This echos the former US laws on encryption, which prohibited the export of encryption technology, as ITAR classified it as a "munition". This led to stupidities like being legally allowed to walk around or leave the country in a T-shirt with a line of encryption code written on it, but placing the same line of code in a file and making the file available publicly was considered to be a weapons charge.
The US eventually moved responsibility for encryption to the State Department, and created a two-tiered system, with it being legal to export "weak" encryption (except to specifically designated "terrorist" countries), but not "strong" encryption. The breakpoint was 56-bit-key equivalent, 64 bit encryption. It was widely understood at the time that the NSA had the resources to decrypt 64 bit encryption "quickly enough"; one must assume that decryption has gotten even faster since then.
It is widely understood that no modern country can get away with banning encryption of business transactions. It is also well understood that each person has a substantial interest in the security and confidentiality of medical records and the exchange thereof -- but wealth is more likely to flee the country in the first case than people are likely to go on a general strike to protect their medical records.

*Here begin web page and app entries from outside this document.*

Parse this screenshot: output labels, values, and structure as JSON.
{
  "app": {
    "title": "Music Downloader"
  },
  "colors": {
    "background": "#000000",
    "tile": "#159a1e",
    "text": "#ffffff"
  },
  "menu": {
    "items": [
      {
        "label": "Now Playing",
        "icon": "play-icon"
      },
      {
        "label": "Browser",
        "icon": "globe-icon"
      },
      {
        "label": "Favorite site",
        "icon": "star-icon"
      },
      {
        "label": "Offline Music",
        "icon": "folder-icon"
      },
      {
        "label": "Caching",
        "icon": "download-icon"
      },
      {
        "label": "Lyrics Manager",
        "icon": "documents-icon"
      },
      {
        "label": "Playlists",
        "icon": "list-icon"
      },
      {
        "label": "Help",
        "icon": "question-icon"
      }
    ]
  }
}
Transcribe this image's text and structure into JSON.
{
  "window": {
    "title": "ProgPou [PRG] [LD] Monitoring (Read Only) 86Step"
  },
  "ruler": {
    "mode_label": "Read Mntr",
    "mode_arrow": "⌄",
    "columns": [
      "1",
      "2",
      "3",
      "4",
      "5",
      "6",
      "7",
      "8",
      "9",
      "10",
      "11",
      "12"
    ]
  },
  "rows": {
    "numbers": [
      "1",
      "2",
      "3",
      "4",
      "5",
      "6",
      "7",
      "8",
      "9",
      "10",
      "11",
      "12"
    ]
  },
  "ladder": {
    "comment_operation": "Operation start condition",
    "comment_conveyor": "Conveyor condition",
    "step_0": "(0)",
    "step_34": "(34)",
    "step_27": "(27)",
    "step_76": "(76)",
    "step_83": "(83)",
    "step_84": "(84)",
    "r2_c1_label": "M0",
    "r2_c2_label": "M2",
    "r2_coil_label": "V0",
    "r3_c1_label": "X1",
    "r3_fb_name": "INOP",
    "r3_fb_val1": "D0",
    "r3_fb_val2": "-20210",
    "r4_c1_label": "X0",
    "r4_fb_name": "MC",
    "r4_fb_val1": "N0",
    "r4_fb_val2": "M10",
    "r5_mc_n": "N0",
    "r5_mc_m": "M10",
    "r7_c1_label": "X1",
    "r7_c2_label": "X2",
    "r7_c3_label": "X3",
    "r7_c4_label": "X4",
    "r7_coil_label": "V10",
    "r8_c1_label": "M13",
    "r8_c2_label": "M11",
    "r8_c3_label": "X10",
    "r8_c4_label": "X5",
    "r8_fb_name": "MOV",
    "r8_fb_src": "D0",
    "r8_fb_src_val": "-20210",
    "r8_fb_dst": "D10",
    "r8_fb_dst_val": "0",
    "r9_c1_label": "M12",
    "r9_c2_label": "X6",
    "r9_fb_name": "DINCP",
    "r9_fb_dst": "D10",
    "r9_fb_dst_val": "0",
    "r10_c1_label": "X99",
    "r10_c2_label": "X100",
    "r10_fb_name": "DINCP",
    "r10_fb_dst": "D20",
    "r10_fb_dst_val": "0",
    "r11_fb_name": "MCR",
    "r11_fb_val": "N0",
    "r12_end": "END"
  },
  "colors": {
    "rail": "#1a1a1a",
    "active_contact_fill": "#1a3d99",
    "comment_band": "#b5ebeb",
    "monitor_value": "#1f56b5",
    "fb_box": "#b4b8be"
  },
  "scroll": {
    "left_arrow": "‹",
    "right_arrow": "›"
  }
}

DVDs and Bluetooth are encrypted, and Hollywood would have strong objections to being forced to release without encryption or DRM (Digital Rights Management). Apple and kin would probably threaten to withdraw itunes from the UK market.
But you can predict that somehow the law would be written to protect "business communications". And trust the bad guys to respect that crime is not a "business communication".
Do I detect a forthcoming proposal of requirement to register one's encryption keys with the government instead of outright ban on encryption?